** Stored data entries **
==*==

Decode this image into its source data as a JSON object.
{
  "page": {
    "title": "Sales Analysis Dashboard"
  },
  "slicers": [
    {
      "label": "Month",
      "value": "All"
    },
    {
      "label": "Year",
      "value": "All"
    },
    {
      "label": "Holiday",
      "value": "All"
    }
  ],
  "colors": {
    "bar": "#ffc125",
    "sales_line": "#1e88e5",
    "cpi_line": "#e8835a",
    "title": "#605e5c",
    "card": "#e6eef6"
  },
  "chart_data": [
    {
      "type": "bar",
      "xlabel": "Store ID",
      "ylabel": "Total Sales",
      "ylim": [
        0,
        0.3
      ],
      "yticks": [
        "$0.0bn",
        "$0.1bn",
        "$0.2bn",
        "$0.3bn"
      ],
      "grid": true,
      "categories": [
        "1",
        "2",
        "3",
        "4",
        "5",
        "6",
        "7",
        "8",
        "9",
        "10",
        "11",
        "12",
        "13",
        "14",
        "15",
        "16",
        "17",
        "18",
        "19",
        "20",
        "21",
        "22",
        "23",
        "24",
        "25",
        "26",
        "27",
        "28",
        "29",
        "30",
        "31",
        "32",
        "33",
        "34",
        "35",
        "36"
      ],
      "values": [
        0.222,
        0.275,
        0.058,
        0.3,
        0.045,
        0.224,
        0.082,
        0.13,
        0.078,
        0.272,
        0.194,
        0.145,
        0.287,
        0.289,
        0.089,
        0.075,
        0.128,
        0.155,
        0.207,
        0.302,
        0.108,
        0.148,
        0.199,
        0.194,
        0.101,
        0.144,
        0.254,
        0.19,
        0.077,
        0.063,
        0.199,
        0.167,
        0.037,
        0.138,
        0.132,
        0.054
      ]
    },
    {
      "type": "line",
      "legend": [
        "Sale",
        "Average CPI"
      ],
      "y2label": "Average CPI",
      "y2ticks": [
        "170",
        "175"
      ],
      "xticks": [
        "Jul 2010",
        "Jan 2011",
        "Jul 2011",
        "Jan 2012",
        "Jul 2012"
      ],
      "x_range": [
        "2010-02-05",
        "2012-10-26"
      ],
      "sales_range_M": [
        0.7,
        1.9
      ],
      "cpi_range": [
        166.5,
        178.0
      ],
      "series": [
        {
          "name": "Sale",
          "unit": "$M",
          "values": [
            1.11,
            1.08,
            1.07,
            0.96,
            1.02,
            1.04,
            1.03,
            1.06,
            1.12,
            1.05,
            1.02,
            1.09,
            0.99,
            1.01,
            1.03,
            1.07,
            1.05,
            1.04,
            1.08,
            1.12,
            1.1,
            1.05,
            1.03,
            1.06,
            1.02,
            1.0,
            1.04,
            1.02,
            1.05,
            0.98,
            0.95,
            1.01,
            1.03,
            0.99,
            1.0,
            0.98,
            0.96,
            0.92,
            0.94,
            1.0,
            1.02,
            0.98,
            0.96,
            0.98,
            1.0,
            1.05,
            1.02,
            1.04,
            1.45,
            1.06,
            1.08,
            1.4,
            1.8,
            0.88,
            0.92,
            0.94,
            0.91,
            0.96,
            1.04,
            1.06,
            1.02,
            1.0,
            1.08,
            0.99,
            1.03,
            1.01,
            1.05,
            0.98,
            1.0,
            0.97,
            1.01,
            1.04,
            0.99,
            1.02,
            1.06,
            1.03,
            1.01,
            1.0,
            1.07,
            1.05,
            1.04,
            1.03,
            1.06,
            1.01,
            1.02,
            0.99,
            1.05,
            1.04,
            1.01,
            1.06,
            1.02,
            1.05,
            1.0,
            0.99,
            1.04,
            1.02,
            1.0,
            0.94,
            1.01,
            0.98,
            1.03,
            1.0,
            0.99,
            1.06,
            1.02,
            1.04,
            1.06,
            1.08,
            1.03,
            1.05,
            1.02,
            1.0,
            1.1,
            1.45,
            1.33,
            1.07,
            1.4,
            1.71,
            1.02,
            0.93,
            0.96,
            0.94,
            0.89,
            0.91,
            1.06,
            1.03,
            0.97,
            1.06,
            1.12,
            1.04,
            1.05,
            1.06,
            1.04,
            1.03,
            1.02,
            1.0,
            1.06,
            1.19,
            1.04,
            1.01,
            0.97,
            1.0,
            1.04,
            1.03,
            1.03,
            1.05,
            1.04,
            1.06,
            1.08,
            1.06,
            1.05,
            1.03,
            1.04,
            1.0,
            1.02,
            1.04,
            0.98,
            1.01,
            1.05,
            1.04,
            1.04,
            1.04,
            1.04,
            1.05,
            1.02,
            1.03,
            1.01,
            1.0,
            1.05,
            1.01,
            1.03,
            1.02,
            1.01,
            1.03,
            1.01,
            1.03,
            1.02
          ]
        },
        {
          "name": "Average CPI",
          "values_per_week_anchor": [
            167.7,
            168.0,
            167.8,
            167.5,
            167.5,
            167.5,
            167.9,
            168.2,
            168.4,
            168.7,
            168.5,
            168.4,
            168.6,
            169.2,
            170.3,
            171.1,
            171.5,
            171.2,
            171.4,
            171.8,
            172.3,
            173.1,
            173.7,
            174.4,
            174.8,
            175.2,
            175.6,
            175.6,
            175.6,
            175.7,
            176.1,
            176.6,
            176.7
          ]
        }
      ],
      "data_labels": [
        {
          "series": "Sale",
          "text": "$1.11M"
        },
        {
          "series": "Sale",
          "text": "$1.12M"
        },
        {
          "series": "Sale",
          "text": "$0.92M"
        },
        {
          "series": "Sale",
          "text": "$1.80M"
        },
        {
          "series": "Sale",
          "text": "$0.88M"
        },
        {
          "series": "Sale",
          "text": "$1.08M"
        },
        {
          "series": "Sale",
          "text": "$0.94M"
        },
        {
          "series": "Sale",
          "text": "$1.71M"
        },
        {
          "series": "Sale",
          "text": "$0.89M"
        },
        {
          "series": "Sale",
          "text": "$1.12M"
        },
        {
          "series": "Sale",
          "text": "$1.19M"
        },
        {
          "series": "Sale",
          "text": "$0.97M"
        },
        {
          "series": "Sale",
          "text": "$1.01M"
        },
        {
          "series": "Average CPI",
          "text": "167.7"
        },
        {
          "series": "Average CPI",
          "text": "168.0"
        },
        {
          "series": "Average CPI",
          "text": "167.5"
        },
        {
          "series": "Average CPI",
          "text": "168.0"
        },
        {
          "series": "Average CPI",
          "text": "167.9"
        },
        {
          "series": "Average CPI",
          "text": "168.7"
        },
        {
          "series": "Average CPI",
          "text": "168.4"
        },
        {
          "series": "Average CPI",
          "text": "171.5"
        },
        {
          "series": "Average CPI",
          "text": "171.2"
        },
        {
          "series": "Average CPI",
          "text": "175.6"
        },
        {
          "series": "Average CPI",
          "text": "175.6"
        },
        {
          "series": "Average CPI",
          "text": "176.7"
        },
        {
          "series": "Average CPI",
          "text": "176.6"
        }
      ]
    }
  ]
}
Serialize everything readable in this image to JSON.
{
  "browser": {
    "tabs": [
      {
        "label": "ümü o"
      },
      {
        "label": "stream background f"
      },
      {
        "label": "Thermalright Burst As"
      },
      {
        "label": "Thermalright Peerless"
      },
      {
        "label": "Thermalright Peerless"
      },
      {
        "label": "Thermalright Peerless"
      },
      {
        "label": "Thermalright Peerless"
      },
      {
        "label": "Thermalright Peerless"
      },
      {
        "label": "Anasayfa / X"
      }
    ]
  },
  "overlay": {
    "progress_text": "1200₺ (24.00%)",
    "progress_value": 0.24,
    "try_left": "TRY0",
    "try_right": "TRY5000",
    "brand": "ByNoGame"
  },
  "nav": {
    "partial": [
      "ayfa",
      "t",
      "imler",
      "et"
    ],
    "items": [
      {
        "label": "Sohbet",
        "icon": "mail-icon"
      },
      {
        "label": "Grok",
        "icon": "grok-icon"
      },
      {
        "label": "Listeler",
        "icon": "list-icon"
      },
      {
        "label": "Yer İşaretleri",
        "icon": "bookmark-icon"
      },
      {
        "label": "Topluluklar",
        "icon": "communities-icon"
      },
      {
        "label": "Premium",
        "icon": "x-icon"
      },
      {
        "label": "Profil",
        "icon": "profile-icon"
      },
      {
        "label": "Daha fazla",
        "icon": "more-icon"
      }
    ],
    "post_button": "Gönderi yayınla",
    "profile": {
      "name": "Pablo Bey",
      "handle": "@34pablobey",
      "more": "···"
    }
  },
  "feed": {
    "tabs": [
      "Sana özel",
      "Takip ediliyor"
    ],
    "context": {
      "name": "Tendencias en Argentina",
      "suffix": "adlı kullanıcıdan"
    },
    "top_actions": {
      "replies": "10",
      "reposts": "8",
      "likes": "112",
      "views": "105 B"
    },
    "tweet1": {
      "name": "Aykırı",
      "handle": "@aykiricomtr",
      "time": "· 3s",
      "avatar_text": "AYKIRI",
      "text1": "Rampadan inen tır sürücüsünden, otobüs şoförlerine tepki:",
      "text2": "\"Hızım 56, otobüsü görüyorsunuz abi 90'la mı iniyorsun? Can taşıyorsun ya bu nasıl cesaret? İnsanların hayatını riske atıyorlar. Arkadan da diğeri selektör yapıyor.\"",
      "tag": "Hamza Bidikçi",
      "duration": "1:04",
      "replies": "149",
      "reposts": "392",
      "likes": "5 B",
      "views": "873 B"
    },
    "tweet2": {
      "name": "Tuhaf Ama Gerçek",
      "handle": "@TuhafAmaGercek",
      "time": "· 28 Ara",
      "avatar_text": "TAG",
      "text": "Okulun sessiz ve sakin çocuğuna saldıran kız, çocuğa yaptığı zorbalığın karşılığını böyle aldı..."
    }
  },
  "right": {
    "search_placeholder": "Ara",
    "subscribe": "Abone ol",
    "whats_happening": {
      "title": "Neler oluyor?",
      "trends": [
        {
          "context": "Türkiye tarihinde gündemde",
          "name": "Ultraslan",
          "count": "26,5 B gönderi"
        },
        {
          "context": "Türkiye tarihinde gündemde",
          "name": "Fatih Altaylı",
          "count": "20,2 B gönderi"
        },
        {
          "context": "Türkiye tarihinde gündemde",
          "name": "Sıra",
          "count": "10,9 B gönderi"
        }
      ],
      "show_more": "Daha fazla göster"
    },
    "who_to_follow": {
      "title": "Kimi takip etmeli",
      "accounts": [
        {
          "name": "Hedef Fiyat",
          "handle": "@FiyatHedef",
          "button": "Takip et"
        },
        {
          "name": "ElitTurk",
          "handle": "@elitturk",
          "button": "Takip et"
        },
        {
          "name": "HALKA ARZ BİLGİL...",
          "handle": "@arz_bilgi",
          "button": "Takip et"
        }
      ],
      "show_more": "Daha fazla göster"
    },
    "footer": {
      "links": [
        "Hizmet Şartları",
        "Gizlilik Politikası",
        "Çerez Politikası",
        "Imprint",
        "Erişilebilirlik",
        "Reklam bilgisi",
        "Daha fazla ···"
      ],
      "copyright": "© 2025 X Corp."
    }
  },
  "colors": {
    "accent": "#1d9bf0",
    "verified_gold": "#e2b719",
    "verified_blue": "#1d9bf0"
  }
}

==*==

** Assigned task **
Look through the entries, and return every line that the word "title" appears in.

** Response below **
    "title": "Sales Analysis Dashboard"
    "title": "#605e5c",
      "title": "Neler oluyor?",
      "title": "Kimi takip etmeli",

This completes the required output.